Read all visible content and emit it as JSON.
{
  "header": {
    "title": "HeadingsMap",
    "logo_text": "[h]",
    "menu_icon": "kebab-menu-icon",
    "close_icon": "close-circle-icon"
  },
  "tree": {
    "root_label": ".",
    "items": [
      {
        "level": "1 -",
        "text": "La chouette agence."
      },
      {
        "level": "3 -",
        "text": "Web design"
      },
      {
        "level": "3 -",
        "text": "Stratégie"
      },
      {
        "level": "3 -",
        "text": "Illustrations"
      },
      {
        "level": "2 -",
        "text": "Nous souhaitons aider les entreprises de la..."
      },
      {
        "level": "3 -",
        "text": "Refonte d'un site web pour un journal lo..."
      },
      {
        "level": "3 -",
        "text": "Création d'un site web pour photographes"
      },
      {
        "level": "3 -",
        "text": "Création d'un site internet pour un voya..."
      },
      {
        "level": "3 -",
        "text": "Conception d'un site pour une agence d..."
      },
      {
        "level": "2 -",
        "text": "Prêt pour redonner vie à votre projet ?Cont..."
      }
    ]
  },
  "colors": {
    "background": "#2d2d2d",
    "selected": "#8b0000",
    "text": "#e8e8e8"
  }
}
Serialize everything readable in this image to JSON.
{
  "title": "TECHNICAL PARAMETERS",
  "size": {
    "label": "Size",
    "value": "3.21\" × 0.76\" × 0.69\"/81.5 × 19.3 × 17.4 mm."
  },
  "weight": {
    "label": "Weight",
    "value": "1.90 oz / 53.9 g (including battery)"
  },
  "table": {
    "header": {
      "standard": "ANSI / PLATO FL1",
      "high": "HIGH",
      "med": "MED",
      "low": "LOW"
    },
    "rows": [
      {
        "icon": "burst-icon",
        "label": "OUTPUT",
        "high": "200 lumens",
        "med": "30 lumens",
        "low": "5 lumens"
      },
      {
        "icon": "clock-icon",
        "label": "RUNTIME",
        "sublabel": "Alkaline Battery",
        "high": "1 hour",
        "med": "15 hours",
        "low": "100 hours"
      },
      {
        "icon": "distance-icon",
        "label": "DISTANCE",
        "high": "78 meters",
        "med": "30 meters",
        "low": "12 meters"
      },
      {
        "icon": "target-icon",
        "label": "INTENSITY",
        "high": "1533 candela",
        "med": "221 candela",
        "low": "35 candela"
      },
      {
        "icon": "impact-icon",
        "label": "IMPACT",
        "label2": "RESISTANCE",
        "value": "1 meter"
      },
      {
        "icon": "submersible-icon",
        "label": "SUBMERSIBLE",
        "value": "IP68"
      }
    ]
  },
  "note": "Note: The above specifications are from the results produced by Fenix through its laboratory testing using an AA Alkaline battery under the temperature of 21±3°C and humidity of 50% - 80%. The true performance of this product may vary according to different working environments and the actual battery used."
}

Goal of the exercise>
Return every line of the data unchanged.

Written answer>
Read all visible content and emit it as JSON.
{
  "header": {
    "title": "HeadingsMap",
    "logo_text": "[h]",
    "menu_icon": "kebab-menu-icon",
    "close_icon": "close-circle-icon"
  },
  "tree": {
    "root_label": ".",
    "items": [
      {
        "level": "1 -",
        "text": "La chouette agence."
      },
      {
        "level": "3 -",
        "text": "Web design"
      },
      {
        "level": "3 -",
        "text": "Stratégie"
      },
      {
        "level": "3 -",
        "text": "Illustrations"
      },
      {
        "level": "2 -",
        "text": "Nous souhaitons aider les entreprises de la..."
      },
      {
        "level": "3 -",
        "text": "Refonte d'un site web pour un journal lo..."
      },
      {
        "level": "3 -",
        "text": "Création d'un site web pour photographes"
      },
      {
        "level": "3 -",
        "text": "Création d'un site internet pour un voya..."
      },
      {
        "level": "3 -",
        "text": "Conception d'un site pour une agence d..."
      },
      {
        "level": "2 -",
        "text": "Prêt pour redonner vie à votre projet ?Cont..."
      }
    ]
  },
  "colors": {
    "background": "#2d2d2d",
    "selected": "#8b0000",
    "text": "#e8e8e8"
  }
}
Serialize everything readable in this image to JSON.
{
  "title": "TECHNICAL PARAMETERS",
  "size": {
    "label": "Size",
    "value": "3.21\" × 0.76\" × 0.69\"/81.5 × 19.3 × 17.4 mm."
  },
  "weight": {
    "label": "Weight",
    "value": "1.90 oz / 53.9 g (including battery)"
  },
  "table": {
    "header": {
      "standard": "ANSI / PLATO FL1",
      "high": "HIGH",
      "med": "MED",
      "low": "LOW"
    },
    "rows": [
      {
        "icon": "burst-icon",
        "label": "OUTPUT",
        "high": "200 lumens",
        "med": "30 lumens",
        "low": "5 lumens"
      },
      {
        "icon": "clock-icon",
        "label": "RUNTIME",
        "sublabel": "Alkaline Battery",
        "high": "1 hour",
        "med": "15 hours",
        "low": "100 hours"
      },
      {
        "icon": "distance-icon",
        "label": "DISTANCE",
        "high": "78 meters",
        "med": "30 meters",
        "low": "12 meters"
      },
      {
        "icon": "target-icon",
        "label": "INTENSITY",
        "high": "1533 candela",
        "med": "221 candela",
        "low": "35 candela"
      },
      {
        "icon": "impact-icon",
        "label": "IMPACT",
        "label2": "RESISTANCE",
        "value": "1 meter"
      },
      {
        "icon": "submersible-icon",
        "label": "SUBMERSIBLE",
        "value": "IP68"
      }
    ]
  },
  "note": "Note: The above specifications are from the results produced by Fenix through its laboratory testing using an AA Alkaline battery under the temperature of 21±3°C and humidity of 50% - 80%. The true performance of this product may vary according to different working environments and the actual battery used."
}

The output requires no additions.